#### [Problem description]
Reproduce each record verbatim, images excluded.

#### [Available data]
*** Block opens ***

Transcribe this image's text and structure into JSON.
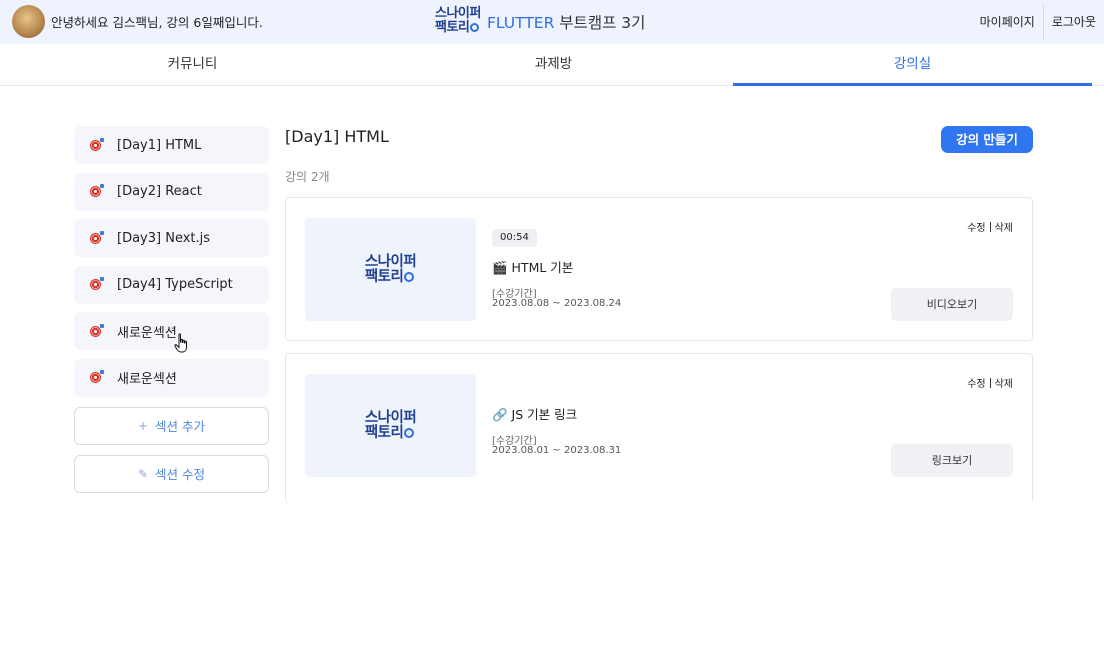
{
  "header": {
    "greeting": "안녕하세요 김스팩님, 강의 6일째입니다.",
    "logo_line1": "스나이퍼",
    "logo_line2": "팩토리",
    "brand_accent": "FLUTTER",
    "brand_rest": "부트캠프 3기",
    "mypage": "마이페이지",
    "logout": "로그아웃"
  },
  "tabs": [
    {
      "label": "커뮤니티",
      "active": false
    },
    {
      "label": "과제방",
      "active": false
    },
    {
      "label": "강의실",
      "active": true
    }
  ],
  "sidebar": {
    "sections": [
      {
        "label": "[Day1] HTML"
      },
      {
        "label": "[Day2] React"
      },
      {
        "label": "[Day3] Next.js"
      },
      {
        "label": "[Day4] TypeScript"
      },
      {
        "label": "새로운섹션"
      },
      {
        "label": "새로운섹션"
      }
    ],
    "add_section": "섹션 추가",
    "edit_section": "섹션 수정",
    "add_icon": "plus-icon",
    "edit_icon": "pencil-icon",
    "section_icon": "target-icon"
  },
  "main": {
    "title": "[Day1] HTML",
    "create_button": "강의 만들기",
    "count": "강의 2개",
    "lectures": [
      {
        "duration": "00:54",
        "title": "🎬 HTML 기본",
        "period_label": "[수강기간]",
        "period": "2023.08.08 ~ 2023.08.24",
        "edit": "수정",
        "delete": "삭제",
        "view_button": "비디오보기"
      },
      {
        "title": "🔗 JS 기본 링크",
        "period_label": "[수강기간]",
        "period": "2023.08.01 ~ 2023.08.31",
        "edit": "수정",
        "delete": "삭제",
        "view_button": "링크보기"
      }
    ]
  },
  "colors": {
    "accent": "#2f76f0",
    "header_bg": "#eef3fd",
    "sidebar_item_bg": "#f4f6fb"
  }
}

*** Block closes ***

#### [Result for this exercise]
Transcribe this image's text and structure into JSON.
{
  "header": {
    "greeting": "안녕하세요 김스팩님, 강의 6일째입니다.",
    "logo_line1": "스나이퍼",
    "logo_line2": "팩토리",
    "brand_accent": "FLUTTER",
    "brand_rest": "부트캠프 3기",
    "mypage": "마이페이지",
    "logout": "로그아웃"
  },
  "tabs": [
    {
      "label": "커뮤니티",
      "active": false
    },
    {
      "label": "과제방",
      "active": false
    },
    {
      "label": "강의실",
      "active": true
    }
  ],
  "sidebar": {
    "sections": [
      {
        "label": "[Day1] HTML"
      },
      {
        "label": "[Day2] React"
      },
      {
        "label": "[Day3] Next.js"
      },
      {
        "label": "[Day4] TypeScript"
      },
      {
        "label": "새로운섹션"
      },
      {
        "label": "새로운섹션"
      }
    ],
    "add_section": "섹션 추가",
    "edit_section": "섹션 수정",
    "add_icon": "plus-icon",
    "edit_icon": "pencil-icon",
    "section_icon": "target-icon"
  },
  "main": {
    "title": "[Day1] HTML",
    "create_button": "강의 만들기",
    "count": "강의 2개",
    "lectures": [
      {
        "duration": "00:54",
        "title": "🎬 HTML 기본",
        "period_label": "[수강기간]",
        "period": "2023.08.08 ~ 2023.08.24",
        "edit": "수정",
        "delete": "삭제",
        "view_button": "비디오보기"
      },
      {
        "title": "🔗 JS 기본 링크",
        "period_label": "[수강기간]",
        "period": "2023.08.01 ~ 2023.08.31",
        "edit": "수정",
        "delete": "삭제",
        "view_button": "링크보기"
      }
    ]
  },
  "colors": {
    "accent": "#2f76f0",
    "header_bg": "#eef3fd",
    "sidebar_item_bg": "#f4f6fb"
  }
}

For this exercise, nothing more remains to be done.